The B-movie-style one-sheet shows a woman holding two decapitated heads, including one that looks like the commander-in-chief wearing his signature campaign headgear.
Courtesy of www.whenwomenrulefilm.com

When a photograph of Kathy Griffin holding up an effigy of Donald Trump's severed head hit the Internet May 31, 2017, life for the comedian was never the same. "I didn't commit a crime," she told The Hollywood Reporter the following year, following a months-long break from her career during which she attempted to manage the international scandal that, by the end, involved the FBI, a Secret Service investigation and a pummeling on social media. "I didn't rape anybody. I didn't assault anybody. I didn't get a DUI."

What she did was kickstart a politically charged dialogue that spread beyond the world of comedy that begged the question: How far is too far? A new movie project being presented during the Cannes Film Festival's Market has added itself the conversation. 

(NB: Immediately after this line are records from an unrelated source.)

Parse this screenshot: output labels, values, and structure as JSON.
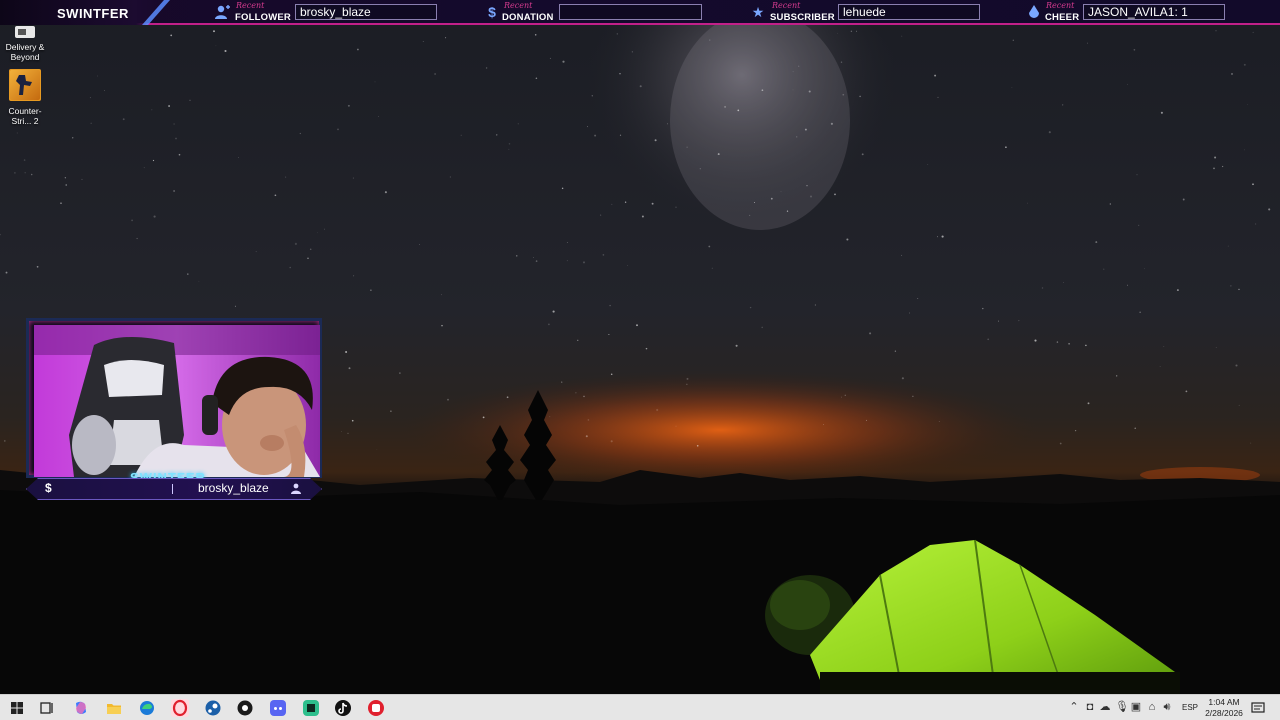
{
  "overlay": {
    "brand": "SWINTFER",
    "alerts": [
      {
        "icon": "user-plus-icon",
        "recent": "Recent",
        "kind": "FOLLOWER",
        "value": "brosky_blaze"
      },
      {
        "icon": "dollar-icon",
        "recent": "Recent",
        "kind": "DONATION",
        "value": ""
      },
      {
        "icon": "star-icon",
        "recent": "Recent",
        "kind": "SUBSCRIBER",
        "value": "lehuede"
      },
      {
        "icon": "drop-icon",
        "recent": "Recent",
        "kind": "CHEER",
        "value": "JASON_AVILA1: 1"
      }
    ],
    "accent": "#c2208a"
  },
  "desktop": {
    "icons": [
      {
        "label": "Delivery & Beyond"
      },
      {
        "label": "Counter-Stri... 2"
      }
    ]
  },
  "webcam": {
    "watermark": "SWINTFER",
    "dollar": "$",
    "latest_name": "brosky_blaze"
  },
  "taskbar": {
    "apps": [
      "windows-start-icon",
      "task-view-icon",
      "copilot-icon",
      "file-explorer-icon",
      "edge-icon",
      "opera-icon",
      "steam-icon",
      "chrome-dark-icon",
      "discord-icon",
      "obs-icon",
      "tiktok-icon",
      "app-red-icon"
    ],
    "language": "ESP",
    "time": "1:04 AM",
    "date": "2/28/2026"
  }
}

It's called When Women Rule the World and the poster image — circulating at the Cannes Market and in trade publications including The Hollywood Reporter — features a bikini-clad woman (a Melania Trump-type character called Maria Putin, played by actress Anna Hera) holding two decapitated heads. One is bloodied up to look like Trump in a Make America Great Again hat and a shaggy blond wig. The other, a gray-skinned, bug-eyed zombie. "Meet the First Lady of the Future with her Heads of State," reads the tagline for the film from writer-director-producer Sheldon Silverstein. 

On the film's official website, Silverstein describes himself as "an internationally accomplished" auteur who lived in Rome for 20 years and "worked with such notable directors as Sergio Leone and Federico Fellini, and was greatly influenced by these icons." When Women Rule the World marks his directorial debut following producing credits include such projects as The Erotic Adventures of Robinson Crusoe, The Pumpkin Karver and Hazard Jack

Don’t be fooled by the B-movie-style poster. In an interview with THR, Silverstein says the film is a high-concept, sci-fi satire with sociopolitical themes that align with movements like #MeToo and Time’s Up and contain storylines that comment on toxic masculinity. He describes a key plot point: “Donald Trump gets in a fight with Putin over who has the biggest penis, and he pushes a button that starts World War III. … It’s kind of crazy.”

According to the official synopsis of the film — produced by Mark Headley and executive produced by Silverstein — the plot follows reality-show mogul Michael Bray; his Russian fiancee, Maria Putin; and another couple on their way to Las Vegas to begin production of the TV series Showgirl Wars. They blunder into a time vortex and are transmitted to the future, after Trump has pushed the button. The surviving women have completely separated from men, blaming them for all the destruction, and live together in a village protected by female warriors while men have been banished to the desert. The cast includes Hera alongside Francisco DeCun, Chris Gooch, Sandra Glagla, Brielle Gearson, Aizhan Lighg, Victorya Brandart and Mantha Balourdou.

“The film has a consciousness and has something to say about what’s going on in the world,” Silverstein notes. Like Griffin, Silverstein shares a disdain for the current commander in chief. “He’s a moron and doesn’t care about the environment. It’s all about money to him,” he tells THR. “It’s a shame he got elected and [this movie] is a put-down on all of that.”

Silverstein is in Cannes showing footage of the film and searching for distribution partners. “Everybody seems to like it so far,” he says of the 90-minute film. He describes the process of finding partners for his film “painful,” but admits he already made it through a dramatic production in the Valley of Fire, Nevada, where they battled extremely high temperatures (120 degrees) and weather conditions.

“People were having heat stroke and going to the hospital,” he recalls of the shoot last summer. “It was so hot, people mostly stayed in their rooms during the day and at night there were monsoons and flash floods. It was unbelievable. Our lead actress [Anna Hera] was great and very supportive. Most women would’ve quit.” 

A version of this story appears in the May 22 issue of The Hollywood Reporter magazine. To receive the magazine, click here to subscribe.